§ **Assigned task**:
In the data below, locate each line with the word "icon" and list it.

§ **Information supplied**:
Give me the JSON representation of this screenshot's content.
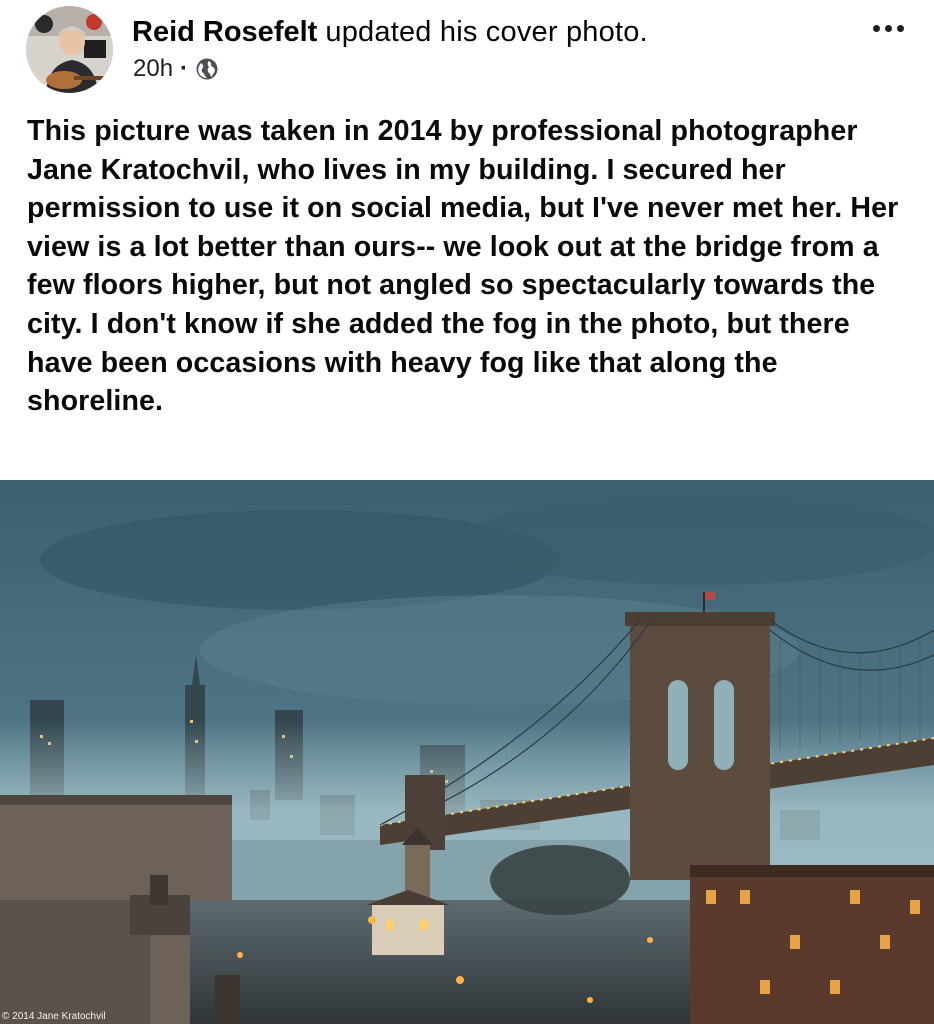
{
  "post": {
    "author": "Reid Rosefelt",
    "action": "updated his cover photo.",
    "time": "20h",
    "separator": "·",
    "audience_icon": "globe-icon",
    "more_icon": "more-options-icon",
    "text": "This picture was taken in 2014 by professional photographer Jane Kratochvil, who lives in my building. I secured her permission to use it on social media, but I've never met her. Her view is a lot better than ours-- we look out at the bridge from a few floors higher, but not angled so spectacularly towards the city. I don't know if she added the fog in the photo, but there have been occasions with heavy fog like that along the shoreline."
  },
  "photo": {
    "credit": "© 2014 Jane Kratochvil"
  },
  "colors": {
    "text": "#050505",
    "sky": "#3f6678",
    "fog": "#9fbfc8",
    "bridge": "#5a4a3e",
    "lights": "#ffd27a"
  }
}
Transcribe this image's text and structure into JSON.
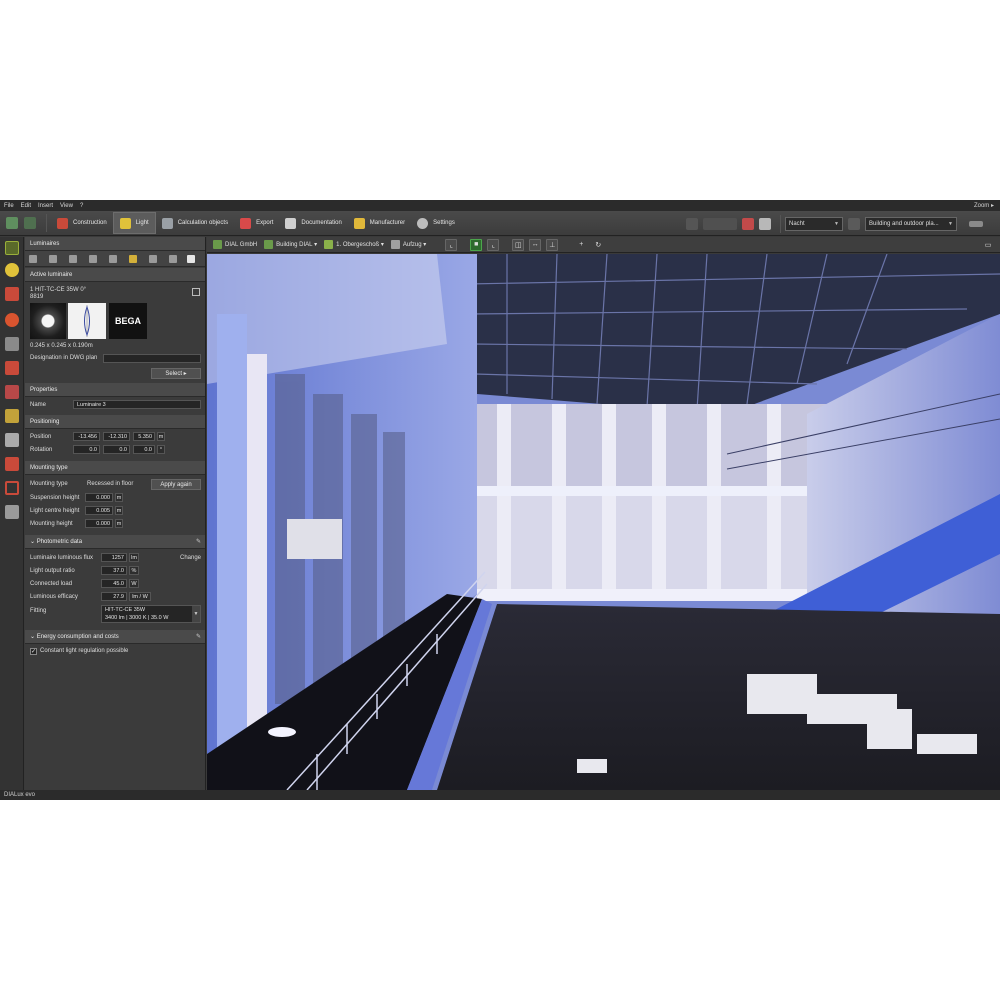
{
  "menu": [
    "File",
    "Edit",
    "Insert",
    "View",
    "?"
  ],
  "zoom_label": "Zoom",
  "ribbon": {
    "tabs": [
      {
        "label": "Construction",
        "icon": "construction-icon",
        "color": "#c94a3a"
      },
      {
        "label": "Light",
        "icon": "lamp-icon",
        "color": "#e0c23a",
        "active": true
      },
      {
        "label": "Calculation objects",
        "icon": "calculation-icon",
        "color": "#9aa0a6"
      },
      {
        "label": "Export",
        "icon": "export-icon",
        "color": "#d94a4a"
      },
      {
        "label": "Documentation",
        "icon": "documentation-icon",
        "color": "#cfcfcf"
      },
      {
        "label": "Manufacturer",
        "icon": "manufacturer-icon",
        "color": "#e0b83a"
      },
      {
        "label": "Settings",
        "icon": "gear-icon",
        "color": "#bdbdbd"
      }
    ],
    "scene_select": "Nacht",
    "view_select": "Building and outdoor pla..."
  },
  "panel": {
    "title": "Luminaires",
    "active_section": "Active luminaire",
    "luminaire_name": "1 HIT-TC-CE 35W 0°",
    "luminaire_code": "8819",
    "brand": "BEGA",
    "dimensions": "0.245 x 0.245 x 0.190m",
    "designation_label": "Designation in DWG plan",
    "designation_value": "",
    "select_button": "Select",
    "properties_section": "Properties",
    "name_label": "Name",
    "name_value": "Luminaire 3",
    "positioning_section": "Positioning",
    "position_label": "Position",
    "position_values": [
      "-13.456",
      "-12.310",
      "5.350"
    ],
    "position_unit": "m",
    "rotation_label": "Rotation",
    "rotation_values": [
      "0.0",
      "0.0",
      "0.0"
    ],
    "rotation_unit": "°",
    "mounting_section": "Mounting type",
    "mounting_type_label": "Mounting type",
    "mounting_type_value": "Recessed in floor",
    "apply_button": "Apply again",
    "suspension_label": "Suspension height",
    "suspension_value": "0.000",
    "light_centre_label": "Light centre height",
    "light_centre_value": "0.005",
    "mounting_height_label": "Mounting height",
    "mounting_height_value": "0.000",
    "unit_m": "m",
    "photometric_section": "Photometric data",
    "flux_label": "Luminaire luminous flux",
    "flux_value": "1257",
    "flux_unit": "lm",
    "change_button": "Change",
    "lor_label": "Light output ratio",
    "lor_value": "37.0",
    "lor_unit": "%",
    "load_label": "Connected load",
    "load_value": "45.0",
    "load_unit": "W",
    "efficacy_label": "Luminous efficacy",
    "efficacy_value": "27.9",
    "efficacy_unit": "lm / W",
    "fitting_label": "Fitting",
    "fitting_line1": "HIT-TC-CE 35W",
    "fitting_line2": "3400 lm | 3000 K | 35.0 W",
    "energy_section": "Energy consumption and costs",
    "constant_light_label": "Constant light regulation possible",
    "constant_light_checked": true
  },
  "breadcrumb": {
    "company": "DIAL GmbH",
    "building": "Building DIAL",
    "floor": "1. Obergeschoß",
    "room": "Aufzug"
  },
  "status": {
    "brand": "DIALux evo"
  }
}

§ **Output of the exercise**:
    "audience_icon": "globe-icon",
    "more_icon": "more-options-icon",
        "icon": "construction-icon",
        "icon": "lamp-icon",
        "icon": "calculation-icon",
        "icon": "export-icon",
        "icon": "documentation-icon",
        "icon": "manufacturer-icon",
        "icon": "gear-icon",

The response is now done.